Jan told us that the bridge originally had as many as 14 arches and at 700 meters was one of the longest bridges of this type in the world. Jan had a picture of the bridge taken about 1928 when it was still intact. The bridge collapsed in 1931 when two light trucks passed over it. The first truck made it across but when the driver looked back, there was a missing part of the bridge and the other truck had disappeared.

Jan said that when he was six years old, about 1958, he came with his grandfather, Hjalmar, to this area around the bridge. All the trees had been cut and the logs were lying here waiting to be floated down the river to the paper mill. Hjalmar was a forester and his job was to purchase trees from farmers then have them cut down by his crew. That day Hjalmar was there with little Jan to estimate the number and size of the tree harvest. Jan thinks that was the last time logs were floated down the River Em. His grandfather retired soon after.

Jan (center in the beige jacket) explains the history of the Kungsbron to his American cousins.

We walked along the grass-covered remains of the bridge while Jan told us his stories. Jack ran the length of the bridge, back and forth, several times. Aron hoisted Jack onto his shoulders and they discovered where the diverted River Em had gone. Lilly and discovered some plants that made perfect little water bowls, holding octagonal-shaped drops of water that shimmered like diamonds. I thought about the 55-year old trees that surrounded us, all grown up since Hjalmar and his grandson Jan had walked here among the logs.

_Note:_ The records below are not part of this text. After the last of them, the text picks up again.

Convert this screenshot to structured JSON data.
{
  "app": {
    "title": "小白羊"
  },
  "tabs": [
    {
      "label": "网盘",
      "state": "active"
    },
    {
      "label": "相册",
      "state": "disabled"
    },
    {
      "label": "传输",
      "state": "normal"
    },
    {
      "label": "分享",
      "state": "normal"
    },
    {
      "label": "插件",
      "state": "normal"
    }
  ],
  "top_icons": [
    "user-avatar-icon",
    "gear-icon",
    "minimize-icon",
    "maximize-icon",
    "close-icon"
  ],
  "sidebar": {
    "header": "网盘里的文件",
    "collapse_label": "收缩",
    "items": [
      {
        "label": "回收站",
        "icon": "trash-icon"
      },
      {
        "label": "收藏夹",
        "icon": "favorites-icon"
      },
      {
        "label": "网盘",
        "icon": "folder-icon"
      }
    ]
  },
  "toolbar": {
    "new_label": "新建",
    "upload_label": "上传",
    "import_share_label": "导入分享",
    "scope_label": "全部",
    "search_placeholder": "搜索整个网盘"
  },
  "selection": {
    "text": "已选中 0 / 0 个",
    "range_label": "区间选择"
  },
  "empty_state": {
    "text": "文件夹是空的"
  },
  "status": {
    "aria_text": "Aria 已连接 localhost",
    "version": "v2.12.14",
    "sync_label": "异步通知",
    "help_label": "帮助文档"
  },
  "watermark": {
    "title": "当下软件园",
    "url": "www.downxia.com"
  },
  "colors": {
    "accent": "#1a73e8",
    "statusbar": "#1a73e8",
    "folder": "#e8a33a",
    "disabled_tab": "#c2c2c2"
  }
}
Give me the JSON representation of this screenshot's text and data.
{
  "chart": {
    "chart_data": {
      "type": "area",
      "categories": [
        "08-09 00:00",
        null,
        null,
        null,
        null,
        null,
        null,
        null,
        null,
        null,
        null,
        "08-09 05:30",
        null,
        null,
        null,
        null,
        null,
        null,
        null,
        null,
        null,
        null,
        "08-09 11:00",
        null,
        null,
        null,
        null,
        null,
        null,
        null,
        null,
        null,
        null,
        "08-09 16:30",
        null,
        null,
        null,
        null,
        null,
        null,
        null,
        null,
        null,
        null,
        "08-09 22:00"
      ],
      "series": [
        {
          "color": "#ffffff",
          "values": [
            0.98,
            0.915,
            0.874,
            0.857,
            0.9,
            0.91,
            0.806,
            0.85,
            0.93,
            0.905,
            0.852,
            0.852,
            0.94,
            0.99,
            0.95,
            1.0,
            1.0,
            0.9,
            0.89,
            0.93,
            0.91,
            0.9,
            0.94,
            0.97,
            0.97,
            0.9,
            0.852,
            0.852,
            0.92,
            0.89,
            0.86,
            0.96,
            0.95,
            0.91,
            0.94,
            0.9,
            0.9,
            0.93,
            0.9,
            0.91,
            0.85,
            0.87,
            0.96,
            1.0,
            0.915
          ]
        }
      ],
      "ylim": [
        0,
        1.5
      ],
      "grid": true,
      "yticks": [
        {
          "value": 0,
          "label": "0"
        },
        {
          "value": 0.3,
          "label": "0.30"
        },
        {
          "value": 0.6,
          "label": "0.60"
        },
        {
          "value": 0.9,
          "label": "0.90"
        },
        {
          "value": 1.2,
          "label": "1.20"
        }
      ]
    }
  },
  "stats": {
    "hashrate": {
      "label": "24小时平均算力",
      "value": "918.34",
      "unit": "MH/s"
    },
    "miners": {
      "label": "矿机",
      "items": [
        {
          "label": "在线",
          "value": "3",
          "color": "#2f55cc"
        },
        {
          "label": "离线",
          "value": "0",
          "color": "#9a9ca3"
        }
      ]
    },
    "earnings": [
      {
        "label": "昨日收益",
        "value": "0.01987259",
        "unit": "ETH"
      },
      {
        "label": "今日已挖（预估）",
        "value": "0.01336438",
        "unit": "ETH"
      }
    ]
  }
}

I thought about the grandfather, Klas Oskar, who lost his arm in a lumber mill accident; about his son, Hjalmar, who was a forester; about Hjalmar’s grandson, Jan, who manages a paper mill and his son David, who works there as well. Work in the lumber industry has been handed down through five generations now, through the years, all the families living here in the Järeda parish. And the family remembers the fascinating history of their ancestors in great detail.